Hot on the recruiting trail and filled with a busy summer camp schedule, Northern New Mexico head mens basketball coach Ryan Cordova has his hands filled with a whole new challenge.
It literally involves nothing but his hands, plus a ton of dedication, effort and time.
With last month’s signing of New Mexico School for the Deaf product Deven Thompson, Cordova has gone back to the classroom and hit the Internet to learn as much sign language as he can this summer to accommodate for the addition of the 6-foot-10 big man.
“I’ve already learned a lot in the first few weeks that I’ve gotten after it,” Cordova said. “We will have an interpreter here early on in the season, but I anticipate once the season starts in November, I’ll be able to communicate pretty fully. I’m really going to get after it this summer.”
Cordova’s first lessons have been from resources available on the world wide web, but he plans to fully dive deeper in classes offered at Santa Fe Community College and attend the American Sign Language Immersion program at School for the Deaf later this month.
Cordova is viewing the opportunity simply as any other roadblock he’s come across while at Northern.
“It’s not a handicap or anything like that,” Cordova said about Thompson’s condition. “It’s a challenge and that’s what it is. It’s not a challenge for Deven, it’s a challenge for us to learn sign language and my players and staff will adjust accordingly.”
Most importantly, will be the ease at which Thompson can adjust to the program to successfully complete what he was signed to do for the Eagles.
“The biggest thing is that Deven feels comfortable,” Cordova said. “If he feels comfortable and he belongs, he’s going to dominate this sport. So, if I do my job as far a learning sign language, to help make him feel conformable, then I’m already putting us in a winning position.”

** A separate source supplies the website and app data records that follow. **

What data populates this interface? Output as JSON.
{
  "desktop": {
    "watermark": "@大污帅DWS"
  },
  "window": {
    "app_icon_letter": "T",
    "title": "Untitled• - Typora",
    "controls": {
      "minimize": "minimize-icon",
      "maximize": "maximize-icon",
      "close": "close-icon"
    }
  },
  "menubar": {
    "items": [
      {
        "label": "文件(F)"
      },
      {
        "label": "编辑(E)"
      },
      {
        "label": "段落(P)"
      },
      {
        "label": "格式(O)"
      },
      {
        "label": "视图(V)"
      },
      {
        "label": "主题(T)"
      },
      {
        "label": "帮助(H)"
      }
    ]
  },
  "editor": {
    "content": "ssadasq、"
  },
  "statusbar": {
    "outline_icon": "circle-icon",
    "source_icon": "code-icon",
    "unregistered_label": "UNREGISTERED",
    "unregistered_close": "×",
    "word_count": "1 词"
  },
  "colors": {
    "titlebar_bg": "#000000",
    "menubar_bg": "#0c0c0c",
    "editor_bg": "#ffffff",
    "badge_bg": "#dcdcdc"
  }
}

As for the adjustment and accommodations needed in the classroom, that arrangement will be formulated through the College’s Accessibility Resource Center, spearheaded by coordinator Verna Trujillo.
Trujillo has experience accommodating deaf students in the past, and she said the athletic portion of Thompson’s schedule is the biggest challenge.
“Classroom accommodations are pretty easy,” Trujillo said. “He will have an American ASL interpreter for all his classes, he’ll have a note-taker and tutor for all his classes. Basketball is the hard part because you have to look at the amount of practices and away games during the course of the semester.”
Trujillo said it is challenging to find and secure interpreters in the Española area because the majority come form Albuquerque or Santa Fe. She works with two different agencies, including the Community Outreach Program for the Deaf. The first — and most important order of business — will be to secure a contract with the agency to lock in interpreters for the fall semester.
“Usually the public schools are the ones who take up most of the interpreters,” Trujillo said. “We want to make sure we have those individuals for the entire semester. Once we have a contract for the first semester, they’re usually available, subsequently after for the next semester.”
Thompson has yet to register for his fall classes, but once he does so, Trujillo and the Resource Center will be able to provide a schedule with the estimated amount of hours interpreters will be needed per week. The cost can range from $75 to $100 per hour, Trujillo said.
While the academic schedule is something that remains constant, the basketball schedule can change, and Cordova has already been tasked to break down every possible practice, workout, film study and game time hours to provide an estimated amount of total hours that service will be needed for.
“(With the addition of basketball) The price probably triples,” Trujillo said about the potential costs. “Once we get the schedule for the basketball games, then we have to look at away games, mileage and overnight expenses. You’re also looking at weekends as an additional cost and after-hours costs.”
In the end, there will be two separate contracts: one for academics and one for basketball.
“The hardest part is putting it all together,” Trujillo said. “Once you get it all together, it just flows and it’s very easy once you know all the times and the dates.”
Northern President Rick Bailey spoke shortly about Thompson’s incoming arrival at the College’s Board of Regents meeting on May 31, and he said in a June 10 phone interview that, “Northern needs to take every step it can” and a team alongside Trujillo is already hard at work.
“In Deven’s case, we will bend over backwards to make sure he has all the resources and support he needs to achieve his educational goals,” Bailey said. “It’s amazing how much wonderful support we’ve gotten and encouragement we’ve gotten for this. I have to give a lot of credit to coach Cordova and his team for really being champions on this.”